Ever had that feeling when you’re in a new place and you know the rules are basically the same but it’s all at a tilt? The simplest activities such as figuring out how to get from a to b, hopping on a bus or entering the subway can leave you feeling entertainingly confused and utterly incompetent. Of course, give it a couple of goes and you’ll no longer shout ‘ooo’ in surprise when your weekly subway pass is eaten by the ticket machine (to be spat back out a few seconds later). The process of being in unfamiliar surroundings, out of your comfort zone, can be personally revealing and creatively valuable.

On a recent research and community building trip to New York, the first few days I felt as though I had landed from Care Bear land and was still accidentally sprinkling clouds of fairy dust every-time I moved. Although a born and bred Londoner, I have been living in a small village in rural Hertfordshire for over a year and the urban thrum of New York took a little while to get into the bloodstream.

First, I needed to face a fear of the unknown and lean in.

There are people who are unfazed by travelling solo. I am not one of them. In advance of the trip I came up against a number of self imposed limitations and fears. When setting up meetings in New York City,  I worried about getting lost, being late and making bad first impressions; I worried I would miss the opportunity being in the city represented; I worried about failure; my worries had worries. Friends and work colleagues were incredibly helpful furnishing me with information, places to host meetings, apps to use and more.  Then, it was time to go.

Arriving in New York, I became a five year old – both incompetent in the adult world and full of wonder. Everything was two steps to the left of familiar. Observing this process, I noticed that when facing irrational fears one by one they receded. It was like discovering a new room in your house – personal boundaries stretched as different possibilities and connections emerged. Whereas on day one, a run round the edges of Prospect Park in the dark and rain seemed an act of terrifying stupidity, by day four, taking a longer walk home late at night was a common sense delight.
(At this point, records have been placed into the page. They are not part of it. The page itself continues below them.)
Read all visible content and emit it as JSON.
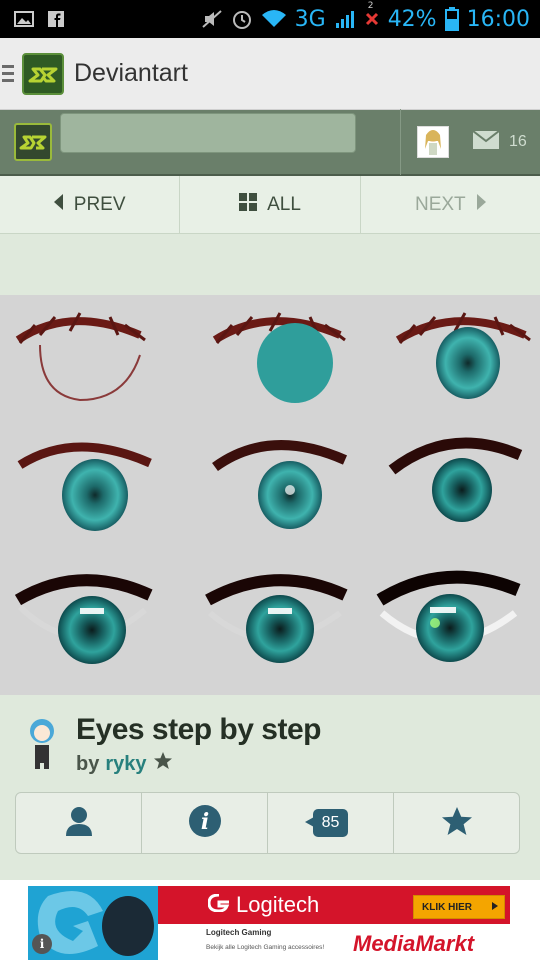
{
  "status_bar": {
    "network": "3G",
    "battery": "42%",
    "time": "16:00",
    "notification_count": "2"
  },
  "app": {
    "title": "Deviantart"
  },
  "toolbar": {
    "search_placeholder": "",
    "message_count": "16"
  },
  "nav": {
    "prev": "PREV",
    "all": "ALL",
    "next": "NEXT"
  },
  "artwork": {
    "title": "Eyes step by step",
    "by_label": "by",
    "author": "ryky",
    "comment_count": "85"
  },
  "ad": {
    "brand": "Logitech",
    "cta": "KLIK HIER",
    "line1": "Logitech Gaming",
    "line2": "Bekijk alle Logitech Gaming accessoires!",
    "retailer": "MediaMarkt"
  },
  "colors": {
    "accent_green": "#9aba3b",
    "toolbar_green": "#6a7f6a",
    "link_teal": "#27807d",
    "status_blue": "#29b6f6"
  }
}
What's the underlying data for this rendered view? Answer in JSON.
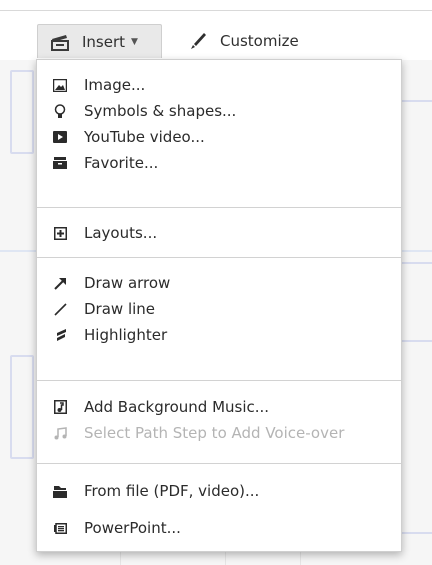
{
  "toolbar": {
    "insert_label": "Insert",
    "customize_label": "Customize"
  },
  "menu": {
    "groups": [
      {
        "items": [
          {
            "label": "Image...",
            "icon": "image-icon",
            "disabled": false
          },
          {
            "label": "Symbols & shapes...",
            "icon": "lightbulb-icon",
            "disabled": false
          },
          {
            "label": "YouTube video...",
            "icon": "play-icon",
            "disabled": false
          },
          {
            "label": "Favorite...",
            "icon": "favorite-box-icon",
            "disabled": false
          }
        ]
      },
      {
        "items": [
          {
            "label": "Layouts...",
            "icon": "plus-box-icon",
            "disabled": false
          }
        ]
      },
      {
        "items": [
          {
            "label": "Draw arrow",
            "icon": "arrow-icon",
            "disabled": false
          },
          {
            "label": "Draw line",
            "icon": "line-icon",
            "disabled": false
          },
          {
            "label": "Highlighter",
            "icon": "highlighter-icon",
            "disabled": false
          }
        ]
      },
      {
        "items": [
          {
            "label": "Add Background Music...",
            "icon": "music-file-icon",
            "disabled": false
          },
          {
            "label": "Select Path Step to Add Voice-over",
            "icon": "music-note-icon",
            "disabled": true
          }
        ]
      },
      {
        "items": [
          {
            "label": "From file (PDF, video)...",
            "icon": "folder-icon",
            "disabled": false
          },
          {
            "label": "PowerPoint...",
            "icon": "powerpoint-icon",
            "disabled": false
          }
        ]
      }
    ]
  },
  "colors": {
    "text": "#2b2b2b",
    "disabled_text": "#b4b4b4",
    "button_bg": "#e9e9e9",
    "separator": "#d2d2d2"
  }
}
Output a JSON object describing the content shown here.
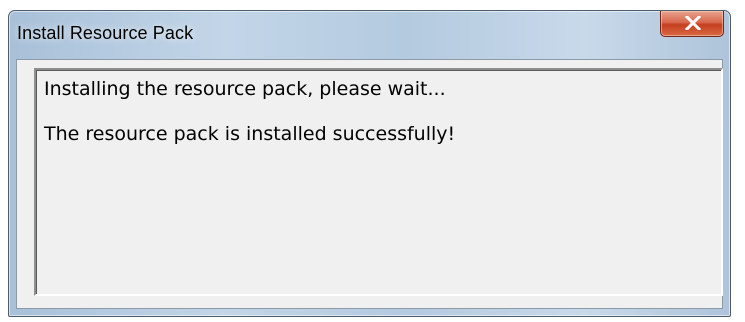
{
  "window": {
    "title": "Install Resource Pack"
  },
  "title_bar": {
    "close_icon": "close-x-icon"
  },
  "output": {
    "lines": [
      "Installing the resource pack, please wait...",
      "The resource pack is installed successfully!"
    ]
  },
  "colors": {
    "close_button": "#d0563a",
    "client_background": "#f0f0f0"
  }
}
When discussing fear with a wise friend, he shared some personal inspiration: “the fear of failure is worse than failure itself”.

With words like these, one has only to face oneself and stride forwards like a bold five year old – eyes wide open and head held high.

Which fear will you challenge next?